Behind the buzz: Anyone claiming mystification at this Coachella-bound rock choir needs a sharp rap across the skull with one of those dildos left over from a Die Antwoord video. You'd think cultural memory of a lopsided pair of South African rappers would grease anybody's conceptual skids for a Belgian girls' choir bobbing to the surface of the international pop scene with churchy-sounding covers of indie-rock classics. But then there's no grappling with the higher functions of the pop-crit mind save with blunt instruments. Speaking of the latter, I advise you to twist one off and fire up this Atco CD now making the rounds.
Today's weed: Strawberry Cough, an indica of pungent repute.
Ark the angels come: I dislike Metallica anyway, so anything done to
"Nothing Else Matters" would leave me flinchless at best. The
Herculean dollop of powdered sugar Scala and the brothers dump over
the tune strikes me as an improvement, getting us to the truth of its
overwrought sentiment at once. Peter Gabriel's "Solsbury Hill" really
doesn't need this kind of cookie-sprinkle treatment, so the results
induce more giggles than awe. "Champagne Supernova" is little without
the Gallaghers' teeth in each other's necks, and "Ironic" even less sans
Alanis and her stripped-raw nerves, so efforts to reimagine these come
heavily freighted with WTF?
U2's "With You or Without You," on the
other ear, is ennobled by the S & KB makeover, which replaces Bono's
familiar hambone vocals with equally impassioned restraint. Lyrics to
Depeche Mode's "I Feel You" and "Use Somebody" by Kings of Leon are
just precious and pompous enough to fit in this sanctified context.
If there's modern rock in heaven, there must be a helluva choir: The
original numbers are more interesting than the novelty-rock
surrounding it, with "Masquerade of Fools" a pop baroque standout in
the manner of David Axlerod's doomier orchestral meditations of the
late '60s. The live version of Radiohead's "Creep" loses a lot of
its punch when bulked against my memory of Prince's cover at
Coachella 2008, and the whack taken at Nirvana's "Smells Like Teen
Spirit" is, by the time they take it, nothing you haven't imagined

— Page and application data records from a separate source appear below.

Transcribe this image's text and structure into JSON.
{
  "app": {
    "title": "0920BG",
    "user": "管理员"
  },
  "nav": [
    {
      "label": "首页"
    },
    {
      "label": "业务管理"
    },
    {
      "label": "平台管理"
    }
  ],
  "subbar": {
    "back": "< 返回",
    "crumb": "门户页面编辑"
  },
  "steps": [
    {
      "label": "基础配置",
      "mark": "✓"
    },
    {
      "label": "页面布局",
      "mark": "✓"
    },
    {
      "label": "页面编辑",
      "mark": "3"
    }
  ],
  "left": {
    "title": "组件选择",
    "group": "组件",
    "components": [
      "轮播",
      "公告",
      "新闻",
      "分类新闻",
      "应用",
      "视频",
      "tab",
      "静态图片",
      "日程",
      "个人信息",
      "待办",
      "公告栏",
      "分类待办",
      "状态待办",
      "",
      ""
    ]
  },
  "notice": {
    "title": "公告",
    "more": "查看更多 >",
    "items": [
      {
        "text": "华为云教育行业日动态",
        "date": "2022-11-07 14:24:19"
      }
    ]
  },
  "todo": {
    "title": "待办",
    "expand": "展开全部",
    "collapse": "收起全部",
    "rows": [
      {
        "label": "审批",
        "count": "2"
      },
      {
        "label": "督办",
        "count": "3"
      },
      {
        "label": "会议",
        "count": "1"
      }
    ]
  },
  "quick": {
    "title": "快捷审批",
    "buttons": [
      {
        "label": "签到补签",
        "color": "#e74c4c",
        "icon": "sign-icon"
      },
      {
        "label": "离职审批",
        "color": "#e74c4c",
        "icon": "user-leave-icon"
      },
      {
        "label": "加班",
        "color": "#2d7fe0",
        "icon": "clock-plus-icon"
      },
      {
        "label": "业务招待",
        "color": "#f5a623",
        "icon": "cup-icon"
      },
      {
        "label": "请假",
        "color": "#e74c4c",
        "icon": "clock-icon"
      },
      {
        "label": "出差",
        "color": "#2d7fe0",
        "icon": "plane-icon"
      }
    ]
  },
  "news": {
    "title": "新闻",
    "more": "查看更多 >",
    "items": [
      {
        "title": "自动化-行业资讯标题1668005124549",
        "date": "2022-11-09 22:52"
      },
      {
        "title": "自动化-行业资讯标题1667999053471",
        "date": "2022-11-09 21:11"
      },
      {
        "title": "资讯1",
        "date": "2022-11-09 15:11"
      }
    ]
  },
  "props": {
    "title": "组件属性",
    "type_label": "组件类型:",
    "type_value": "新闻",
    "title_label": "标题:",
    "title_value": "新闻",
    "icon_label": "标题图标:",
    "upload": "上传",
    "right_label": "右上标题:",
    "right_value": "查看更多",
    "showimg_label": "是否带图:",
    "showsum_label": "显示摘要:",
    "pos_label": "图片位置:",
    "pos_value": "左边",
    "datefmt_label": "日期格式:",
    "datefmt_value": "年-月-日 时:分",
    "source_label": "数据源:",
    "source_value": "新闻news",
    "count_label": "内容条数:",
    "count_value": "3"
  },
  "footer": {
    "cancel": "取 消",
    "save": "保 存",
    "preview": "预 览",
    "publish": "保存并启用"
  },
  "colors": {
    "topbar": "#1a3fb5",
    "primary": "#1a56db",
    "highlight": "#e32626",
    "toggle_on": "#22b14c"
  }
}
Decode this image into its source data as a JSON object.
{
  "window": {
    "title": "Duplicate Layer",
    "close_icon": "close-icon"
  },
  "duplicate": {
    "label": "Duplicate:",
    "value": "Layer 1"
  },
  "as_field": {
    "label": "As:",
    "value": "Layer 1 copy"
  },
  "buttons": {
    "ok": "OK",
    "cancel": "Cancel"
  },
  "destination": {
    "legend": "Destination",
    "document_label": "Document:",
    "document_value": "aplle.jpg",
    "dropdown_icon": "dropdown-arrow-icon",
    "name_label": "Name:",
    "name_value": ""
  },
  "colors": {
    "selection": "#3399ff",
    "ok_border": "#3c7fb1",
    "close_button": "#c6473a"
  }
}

Psychoactive verdict: If your idea of happy buzztime listening is
Enoch Light & the Light Brigade's The Best of the Movie Themes 1970,
your Album of the Year dropped early and S & KB's lengthy back catalog
will make you consider installing stained-glass windows in your skull.
Also: Scala & Kolacny Brothers play the Independent tonight.